What do raised intersections, painted crosswalks, buffered bicycle lanes, signage, and bulb outs have to do with creating a safer street?

Find out for yourself by taking a look at the temporary 500 North Pilot Project, organized by neighborhood volunteers. The project will be up for a couple weeks (although the paint is freshest now!) until the city is ready to re-pave the street and will give the public a chance to try out potential new road features.

Come to the Complete Street Celebration and BBQ on Saturday, July 29th from 7-8:30 in front of the Rec Center. Also, stop by any time with your family and friends to take a look, snap some photos, and give the street a try.

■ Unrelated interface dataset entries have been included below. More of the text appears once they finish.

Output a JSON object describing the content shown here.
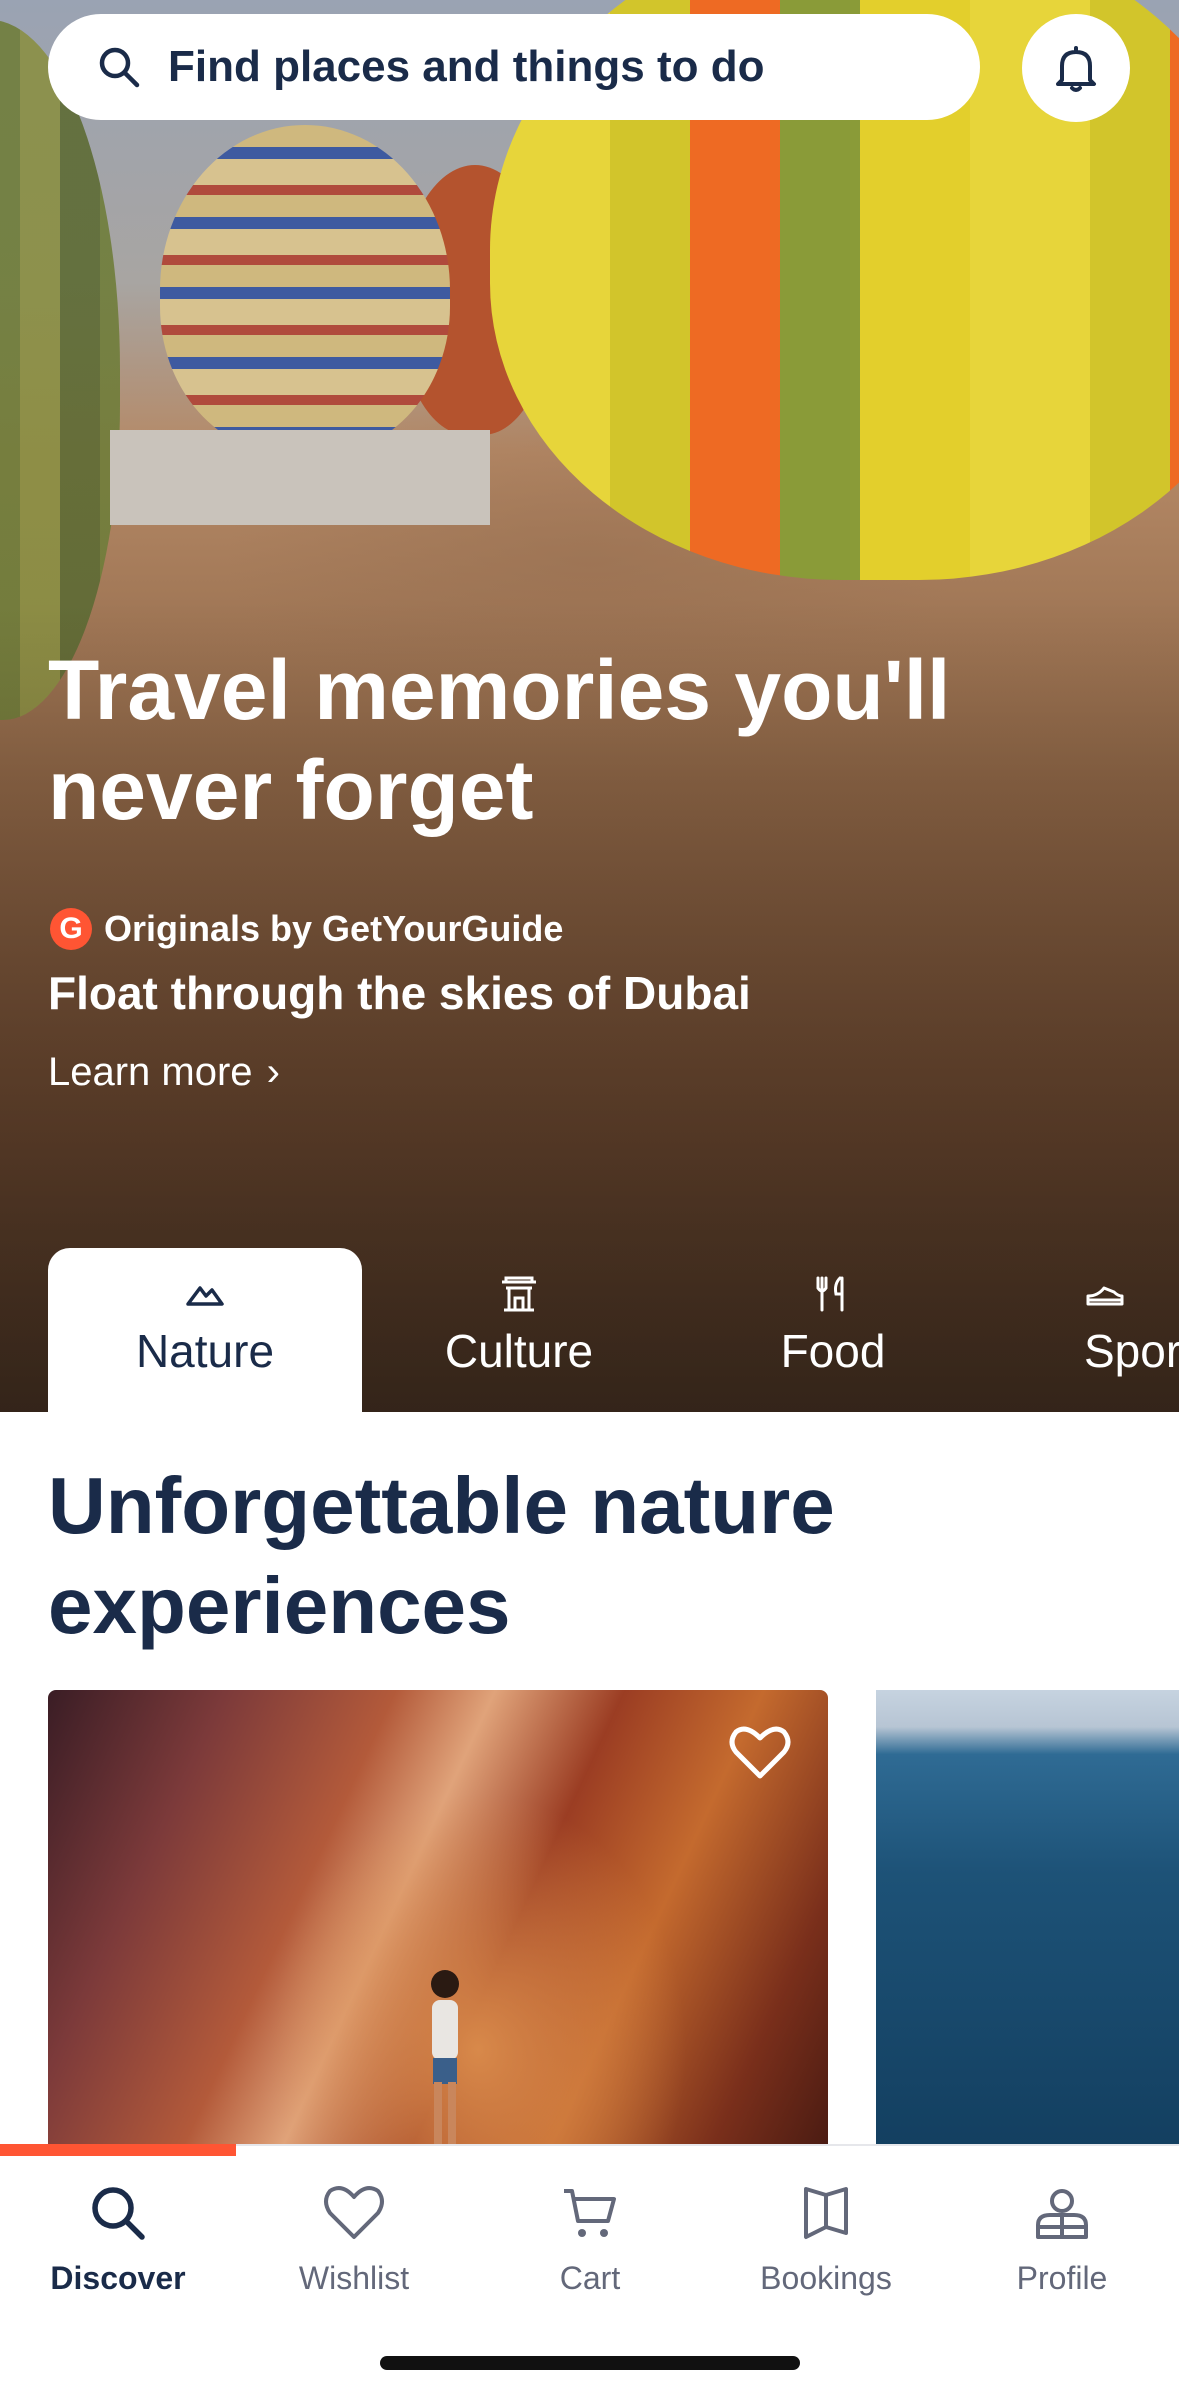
{
  "search": {
    "placeholder": "Find places and things to do",
    "icon": "search-icon"
  },
  "notifications": {
    "icon": "bell-icon"
  },
  "hero": {
    "title": "Travel memories you'll never forget",
    "badge_letter": "G",
    "originals_label": "Originals by GetYourGuide",
    "subtitle": "Float through the skies of Dubai",
    "cta": "Learn more"
  },
  "categories": [
    {
      "label": "Nature",
      "icon": "mountain-icon",
      "active": true
    },
    {
      "label": "Culture",
      "icon": "temple-icon",
      "active": false
    },
    {
      "label": "Food",
      "icon": "cutlery-icon",
      "active": false
    },
    {
      "label": "Spor",
      "icon": "sports-icon",
      "active": false
    }
  ],
  "section": {
    "title": "Unforgettable nature experiences"
  },
  "tabbar": [
    {
      "label": "Discover",
      "icon": "search-icon",
      "active": true
    },
    {
      "label": "Wishlist",
      "icon": "heart-icon",
      "active": false
    },
    {
      "label": "Cart",
      "icon": "cart-icon",
      "active": false
    },
    {
      "label": "Bookings",
      "icon": "bookmark-icon",
      "active": false
    },
    {
      "label": "Profile",
      "icon": "profile-icon",
      "active": false
    }
  ],
  "colors": {
    "brand": "#ff5533",
    "navy": "#1a2b49",
    "inactive": "#63687a"
  }
}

Here’s a quick glimpse and what you’ll find:

Thanks to Christopher Wiltsie for snapping these early morning shots!

What were Provo Police, Neighbors, the Bicycle Committee, and People From All Over Provo Doing with Dozens of Cans of Paint at 2 a.m. on Friday?

You may have noticed something unusual on 500 North this Friday night.

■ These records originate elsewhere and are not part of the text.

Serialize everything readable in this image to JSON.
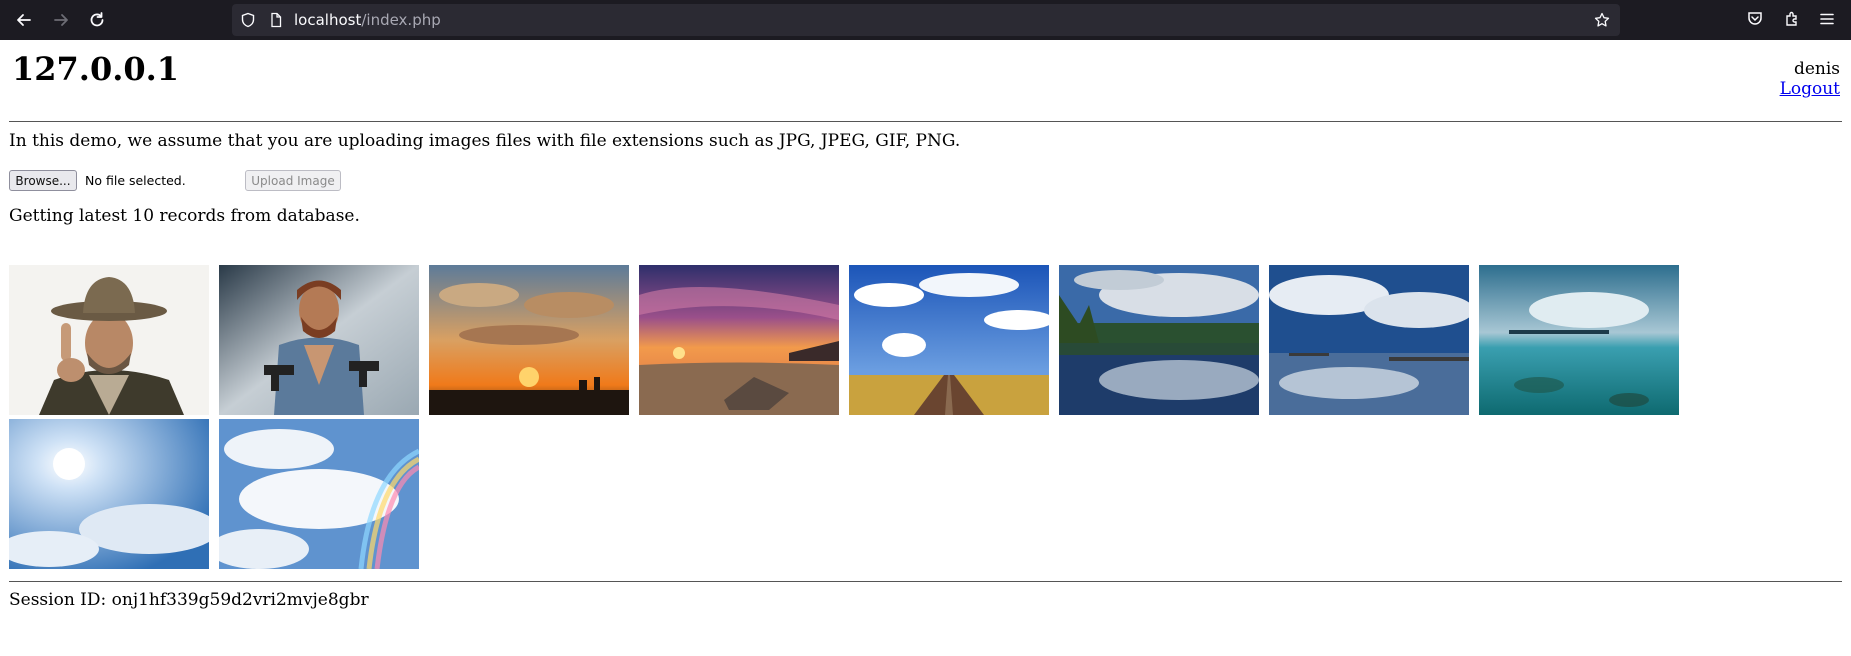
{
  "browser": {
    "url_host": "localhost",
    "url_path": "/index.php",
    "icons": [
      "back-icon",
      "forward-icon",
      "reload-icon",
      "shield-icon",
      "page-icon",
      "bookmark-star-icon",
      "pocket-icon",
      "extensions-icon",
      "menu-icon"
    ]
  },
  "header": {
    "site_title": "127.0.0.1",
    "username": "denis",
    "logout_label": "Logout"
  },
  "main": {
    "intro_text": "In this demo, we assume that you are uploading images files with file extensions such as JPG, JPEG, GIF, PNG.",
    "browse_label": "Browse...",
    "file_status": "No file selected.",
    "upload_label": "Upload Image",
    "records_text": "Getting latest 10 records from database."
  },
  "gallery": {
    "images": [
      "man-in-cowboy-hat",
      "man-with-guns",
      "sunset-clouds-city",
      "beach-sunset-rock",
      "road-to-horizon-clouds",
      "lake-forest-reflection",
      "pier-cloud-reflection",
      "turquoise-sea-clouds",
      "sun-rays-clouds",
      "rainbow-clouds"
    ]
  },
  "footer": {
    "session_text": "Session ID: onj1hf339g59d2vri2mvje8gbr"
  }
}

Neighbors, police officers, city employees, the Provo Bicycle Committee, and people from all over the city joined together to paint the town. Literally.

What’s the deal with all the fresh paint (and bales of hay)? We’re running a pilot project to make 500 North a safer street for neighbors and residents headed to the Rec Center and North Park.

Come to the family-friendly 500 North Celebration (7pm on 500 N by the Rec Center) tomorrow (July 29th) for free KirbyQ BBQ and the chance to see the pilot and share your own ideas.

In the mean time, here’s a tiny sneak-peak of the fun we had in the middle of the night:

Photo credit: the good ones were taken by Christopher Wiltsie and I took the not-so-great ones.

Help Us Re-Imagine 500 N!

500 N will look different on the morning of Saturday, July 29th. That transformation will be the result of a neighborhood experiment, funded by a state grant and supported by the city, to model a street safer for people to get to the Recreation Center, North Park, Timpanogos Elementary School, the Library, and other destinations. This means making the street friendly and safe for neighborhood residents, pedestrians, bicyclists, and drivers (for EVERYONE!) who would like to use 500 N.

Please join us this Friday night (July 28th) as we make temporary changes to 500 N to make it safer for people who walk and bike. After a quick BBQ at 10:00 pm (prepared by the North Park Neighborhood chair), we will begin our work at 10:30 pm. We will be simulating a raised tabletop intersection at 300 W and and raised crosswalk at 400 W with paint. We will be installing buffered bike lanes between 200 and 500 W.

The City’s Street Division has already started the poject by painting in two parallel buffered bike lanes on both sides for the Street from 200 to 500 W. On Friday, one group will paint in the cross-hatching between these lines and bike markers on the right side of them.

Provo Police will be closing down the road from 200 W to 400 W so that we can safely implement the pilot. (Please wear bright clothing.) We will work in the cover of night but with the blessing of the city. This pilot is funded primarily by a $1,000 grant from the Utah Department of Health, sponsored by Bike Utah and supported by the Utah County Health Department. Please come prepared to have fun and make a difference.

Please RSVP so we can get an idea of how much food to prepare for the BBQ and how many worker bees we will have to execute the pilot from 10:30 pm. We hope to be finished by midnight.

Complete the Street Celebration

The following evening, Saturday, July 29th, from 7:00 to 8:30 pm we will host a public event to introduce the project to elected officials and the general public. Please join us on 500 N between 200 W and 500 W to re-imagine what our streets can be. The project will demonstrate possible changes to the street (that might be implemented soon or in the future) and start a conversation about our public streets. Most importantly, the pilot project requires… A GOOD IMAGINATION! Keep in mind that what you’re seeing is just a mockup of how permanent street changes might look. See beyond temporary items like chalk and cones to imagine how the street could look in the future.

Bring your neighbors, friends and family and come celebrate a completed street! There will be food trucks, information booths, activities, and lots of people. Hope to see you there!

For more information visit the Facebook Event Page.